WHAT THE EXERCISE ASKS: Return all lines in the data where the string "true" can be found.
________________________________________
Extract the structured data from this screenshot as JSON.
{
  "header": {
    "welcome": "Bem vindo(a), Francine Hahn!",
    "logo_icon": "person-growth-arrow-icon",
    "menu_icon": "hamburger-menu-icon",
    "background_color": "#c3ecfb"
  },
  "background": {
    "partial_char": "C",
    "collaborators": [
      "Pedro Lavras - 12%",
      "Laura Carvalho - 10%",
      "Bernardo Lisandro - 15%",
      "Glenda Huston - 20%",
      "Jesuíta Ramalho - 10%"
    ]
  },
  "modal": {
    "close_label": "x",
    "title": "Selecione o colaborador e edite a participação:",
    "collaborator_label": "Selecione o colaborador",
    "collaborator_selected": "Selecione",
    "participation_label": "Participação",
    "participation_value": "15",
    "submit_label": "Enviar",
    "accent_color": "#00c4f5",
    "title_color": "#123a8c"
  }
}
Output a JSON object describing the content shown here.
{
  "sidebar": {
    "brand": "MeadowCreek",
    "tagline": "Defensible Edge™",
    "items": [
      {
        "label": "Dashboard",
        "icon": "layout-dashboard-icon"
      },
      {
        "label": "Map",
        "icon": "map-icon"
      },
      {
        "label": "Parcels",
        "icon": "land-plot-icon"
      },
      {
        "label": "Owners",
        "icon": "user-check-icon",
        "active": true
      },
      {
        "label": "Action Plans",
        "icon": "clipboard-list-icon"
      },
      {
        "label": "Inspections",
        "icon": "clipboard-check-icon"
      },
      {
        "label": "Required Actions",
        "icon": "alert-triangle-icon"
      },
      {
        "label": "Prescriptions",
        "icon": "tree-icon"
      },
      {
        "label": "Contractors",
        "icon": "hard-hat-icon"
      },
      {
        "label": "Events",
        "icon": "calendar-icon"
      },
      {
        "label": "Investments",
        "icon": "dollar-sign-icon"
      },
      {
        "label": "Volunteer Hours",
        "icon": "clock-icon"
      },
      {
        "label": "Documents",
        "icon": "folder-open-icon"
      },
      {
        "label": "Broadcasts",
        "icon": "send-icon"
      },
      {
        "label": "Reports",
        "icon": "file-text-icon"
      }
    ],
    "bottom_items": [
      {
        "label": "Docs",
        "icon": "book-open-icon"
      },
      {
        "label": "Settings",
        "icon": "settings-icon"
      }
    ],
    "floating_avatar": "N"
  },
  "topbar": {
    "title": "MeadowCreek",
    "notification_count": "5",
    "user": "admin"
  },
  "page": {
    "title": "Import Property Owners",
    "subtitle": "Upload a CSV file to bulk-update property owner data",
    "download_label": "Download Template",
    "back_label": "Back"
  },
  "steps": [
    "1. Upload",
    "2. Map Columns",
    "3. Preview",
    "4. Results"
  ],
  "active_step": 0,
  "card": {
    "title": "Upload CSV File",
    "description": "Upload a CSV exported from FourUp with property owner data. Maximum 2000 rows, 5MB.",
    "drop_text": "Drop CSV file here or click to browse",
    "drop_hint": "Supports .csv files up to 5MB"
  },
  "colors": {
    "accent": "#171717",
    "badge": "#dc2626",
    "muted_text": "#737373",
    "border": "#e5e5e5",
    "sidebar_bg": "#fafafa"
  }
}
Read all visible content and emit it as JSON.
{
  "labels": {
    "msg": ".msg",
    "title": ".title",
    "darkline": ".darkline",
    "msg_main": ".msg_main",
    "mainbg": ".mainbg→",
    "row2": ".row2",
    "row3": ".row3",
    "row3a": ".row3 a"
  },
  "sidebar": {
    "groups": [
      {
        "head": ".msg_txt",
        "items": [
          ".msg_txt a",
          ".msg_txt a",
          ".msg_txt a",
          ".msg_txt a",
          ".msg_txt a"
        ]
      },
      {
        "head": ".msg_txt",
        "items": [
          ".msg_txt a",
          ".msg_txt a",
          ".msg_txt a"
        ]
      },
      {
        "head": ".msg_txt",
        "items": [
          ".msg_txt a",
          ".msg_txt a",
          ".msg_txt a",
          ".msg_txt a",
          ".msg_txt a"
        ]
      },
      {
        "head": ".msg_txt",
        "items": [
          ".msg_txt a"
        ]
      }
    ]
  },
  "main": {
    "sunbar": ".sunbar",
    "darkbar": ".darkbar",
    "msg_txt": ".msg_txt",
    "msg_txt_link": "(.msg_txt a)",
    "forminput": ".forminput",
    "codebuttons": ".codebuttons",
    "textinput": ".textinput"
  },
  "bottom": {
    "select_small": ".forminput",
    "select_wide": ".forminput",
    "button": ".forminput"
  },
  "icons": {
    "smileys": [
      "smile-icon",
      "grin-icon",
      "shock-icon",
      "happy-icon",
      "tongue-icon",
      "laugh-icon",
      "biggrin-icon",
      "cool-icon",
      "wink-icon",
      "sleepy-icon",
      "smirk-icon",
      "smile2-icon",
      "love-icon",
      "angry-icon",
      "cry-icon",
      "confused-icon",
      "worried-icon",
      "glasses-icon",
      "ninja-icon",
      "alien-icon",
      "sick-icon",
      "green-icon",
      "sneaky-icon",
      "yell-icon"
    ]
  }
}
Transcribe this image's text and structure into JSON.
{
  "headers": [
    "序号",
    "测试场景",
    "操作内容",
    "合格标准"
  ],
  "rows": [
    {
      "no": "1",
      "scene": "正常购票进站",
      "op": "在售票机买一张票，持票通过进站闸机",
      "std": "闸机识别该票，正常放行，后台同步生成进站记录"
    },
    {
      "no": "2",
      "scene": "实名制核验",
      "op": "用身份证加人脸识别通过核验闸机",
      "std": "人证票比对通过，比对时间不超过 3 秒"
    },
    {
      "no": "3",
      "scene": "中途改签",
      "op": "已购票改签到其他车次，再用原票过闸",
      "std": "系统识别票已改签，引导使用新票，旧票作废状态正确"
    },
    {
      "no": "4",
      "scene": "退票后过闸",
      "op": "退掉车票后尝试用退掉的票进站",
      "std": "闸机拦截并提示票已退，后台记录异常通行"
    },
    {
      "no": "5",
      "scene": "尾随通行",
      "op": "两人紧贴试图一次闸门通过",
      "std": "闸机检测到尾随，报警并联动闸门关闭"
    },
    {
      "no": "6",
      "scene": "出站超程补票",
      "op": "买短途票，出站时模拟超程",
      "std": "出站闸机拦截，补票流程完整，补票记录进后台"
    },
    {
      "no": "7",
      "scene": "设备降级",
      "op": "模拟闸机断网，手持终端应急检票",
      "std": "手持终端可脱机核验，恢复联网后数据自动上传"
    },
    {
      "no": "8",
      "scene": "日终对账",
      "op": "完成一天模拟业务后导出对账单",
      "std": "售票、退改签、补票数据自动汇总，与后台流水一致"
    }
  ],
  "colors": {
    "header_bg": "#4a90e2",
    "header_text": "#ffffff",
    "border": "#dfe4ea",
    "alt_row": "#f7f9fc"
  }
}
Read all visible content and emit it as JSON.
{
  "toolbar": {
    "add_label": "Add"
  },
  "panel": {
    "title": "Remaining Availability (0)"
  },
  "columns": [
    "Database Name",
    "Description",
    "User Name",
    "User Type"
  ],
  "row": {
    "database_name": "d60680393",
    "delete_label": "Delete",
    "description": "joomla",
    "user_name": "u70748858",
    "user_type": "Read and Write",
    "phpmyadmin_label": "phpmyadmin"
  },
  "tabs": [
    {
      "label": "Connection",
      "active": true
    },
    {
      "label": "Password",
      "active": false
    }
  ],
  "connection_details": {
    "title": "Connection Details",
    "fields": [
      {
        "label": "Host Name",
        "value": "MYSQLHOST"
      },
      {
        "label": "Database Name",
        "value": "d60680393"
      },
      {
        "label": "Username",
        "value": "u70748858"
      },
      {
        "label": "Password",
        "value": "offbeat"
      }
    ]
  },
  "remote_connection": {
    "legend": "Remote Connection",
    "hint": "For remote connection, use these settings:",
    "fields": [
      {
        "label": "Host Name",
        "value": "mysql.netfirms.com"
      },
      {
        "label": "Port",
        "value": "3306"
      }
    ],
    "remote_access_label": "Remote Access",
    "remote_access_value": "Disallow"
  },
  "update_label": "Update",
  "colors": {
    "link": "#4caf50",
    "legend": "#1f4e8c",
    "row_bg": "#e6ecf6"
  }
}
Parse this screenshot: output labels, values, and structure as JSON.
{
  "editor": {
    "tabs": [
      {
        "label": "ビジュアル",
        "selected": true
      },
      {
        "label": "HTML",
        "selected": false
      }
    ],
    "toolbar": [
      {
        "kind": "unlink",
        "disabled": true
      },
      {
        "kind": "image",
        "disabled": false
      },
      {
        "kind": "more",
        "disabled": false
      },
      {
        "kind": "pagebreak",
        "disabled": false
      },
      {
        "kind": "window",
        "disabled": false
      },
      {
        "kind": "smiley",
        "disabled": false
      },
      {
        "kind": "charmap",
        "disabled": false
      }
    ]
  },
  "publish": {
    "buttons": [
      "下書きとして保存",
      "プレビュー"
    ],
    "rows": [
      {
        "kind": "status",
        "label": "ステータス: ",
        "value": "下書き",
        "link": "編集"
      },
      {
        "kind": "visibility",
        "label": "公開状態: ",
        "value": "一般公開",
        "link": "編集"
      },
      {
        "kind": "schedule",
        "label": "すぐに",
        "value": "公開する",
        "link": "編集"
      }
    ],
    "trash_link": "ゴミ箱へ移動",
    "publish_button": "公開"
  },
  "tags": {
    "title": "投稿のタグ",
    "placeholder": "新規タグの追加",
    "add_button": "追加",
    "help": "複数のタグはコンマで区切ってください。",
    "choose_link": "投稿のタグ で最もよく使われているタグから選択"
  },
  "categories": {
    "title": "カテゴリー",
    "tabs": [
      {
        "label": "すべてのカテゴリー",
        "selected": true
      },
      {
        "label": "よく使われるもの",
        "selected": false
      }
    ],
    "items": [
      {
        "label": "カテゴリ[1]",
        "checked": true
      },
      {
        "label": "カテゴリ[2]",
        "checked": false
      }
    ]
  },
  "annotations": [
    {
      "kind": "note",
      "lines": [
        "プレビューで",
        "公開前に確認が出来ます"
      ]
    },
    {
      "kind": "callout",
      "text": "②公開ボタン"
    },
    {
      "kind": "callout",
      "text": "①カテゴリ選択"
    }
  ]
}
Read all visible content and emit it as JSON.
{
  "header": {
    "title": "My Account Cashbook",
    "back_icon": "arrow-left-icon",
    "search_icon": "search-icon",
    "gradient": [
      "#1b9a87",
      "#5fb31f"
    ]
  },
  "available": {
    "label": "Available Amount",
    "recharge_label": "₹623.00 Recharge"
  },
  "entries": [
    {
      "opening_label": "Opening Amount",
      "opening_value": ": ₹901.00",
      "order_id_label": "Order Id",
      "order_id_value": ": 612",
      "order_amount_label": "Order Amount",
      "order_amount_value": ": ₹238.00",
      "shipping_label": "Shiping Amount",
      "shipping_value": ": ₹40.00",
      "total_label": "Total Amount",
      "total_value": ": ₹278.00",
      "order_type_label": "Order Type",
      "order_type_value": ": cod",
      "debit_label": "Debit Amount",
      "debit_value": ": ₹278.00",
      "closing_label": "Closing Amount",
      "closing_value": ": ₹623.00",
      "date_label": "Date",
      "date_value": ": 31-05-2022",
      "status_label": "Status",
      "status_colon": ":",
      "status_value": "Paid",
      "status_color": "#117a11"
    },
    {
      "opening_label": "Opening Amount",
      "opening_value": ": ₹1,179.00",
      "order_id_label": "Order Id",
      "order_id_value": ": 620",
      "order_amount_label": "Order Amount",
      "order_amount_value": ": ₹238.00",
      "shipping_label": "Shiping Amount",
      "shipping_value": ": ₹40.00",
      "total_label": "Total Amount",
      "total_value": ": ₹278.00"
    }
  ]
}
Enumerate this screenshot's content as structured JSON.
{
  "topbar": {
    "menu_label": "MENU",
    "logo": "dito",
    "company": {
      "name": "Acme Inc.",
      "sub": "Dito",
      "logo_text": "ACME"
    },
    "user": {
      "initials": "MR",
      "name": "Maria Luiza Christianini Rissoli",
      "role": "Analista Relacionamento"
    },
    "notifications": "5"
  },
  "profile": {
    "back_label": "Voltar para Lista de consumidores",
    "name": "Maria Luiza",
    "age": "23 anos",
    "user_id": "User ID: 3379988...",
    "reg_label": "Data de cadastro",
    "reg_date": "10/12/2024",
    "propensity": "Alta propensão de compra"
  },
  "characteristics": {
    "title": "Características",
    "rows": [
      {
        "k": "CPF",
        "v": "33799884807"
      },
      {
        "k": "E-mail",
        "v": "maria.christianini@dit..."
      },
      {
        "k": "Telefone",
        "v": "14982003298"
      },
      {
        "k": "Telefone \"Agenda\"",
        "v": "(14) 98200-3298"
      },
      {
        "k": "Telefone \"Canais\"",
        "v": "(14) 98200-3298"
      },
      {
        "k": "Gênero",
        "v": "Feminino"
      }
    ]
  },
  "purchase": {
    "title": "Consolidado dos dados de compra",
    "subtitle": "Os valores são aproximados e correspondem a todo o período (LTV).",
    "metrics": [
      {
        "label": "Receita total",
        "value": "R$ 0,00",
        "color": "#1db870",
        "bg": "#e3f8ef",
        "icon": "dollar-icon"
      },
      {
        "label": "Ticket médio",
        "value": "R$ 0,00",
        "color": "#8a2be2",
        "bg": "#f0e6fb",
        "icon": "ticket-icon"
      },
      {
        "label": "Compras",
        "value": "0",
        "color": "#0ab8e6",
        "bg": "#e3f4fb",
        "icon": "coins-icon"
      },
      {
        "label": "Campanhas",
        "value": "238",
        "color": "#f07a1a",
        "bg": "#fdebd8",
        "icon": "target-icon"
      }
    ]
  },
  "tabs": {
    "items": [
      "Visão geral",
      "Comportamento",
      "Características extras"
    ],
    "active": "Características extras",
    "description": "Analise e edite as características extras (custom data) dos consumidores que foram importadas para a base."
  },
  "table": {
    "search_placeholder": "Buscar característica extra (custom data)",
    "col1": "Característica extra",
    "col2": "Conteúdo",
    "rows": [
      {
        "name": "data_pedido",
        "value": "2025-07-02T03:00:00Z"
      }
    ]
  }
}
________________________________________
ANSWER BOX:
        "active": true
      "active": true
        "selected": true
        "disabled": true
        "selected": true
        "checked": true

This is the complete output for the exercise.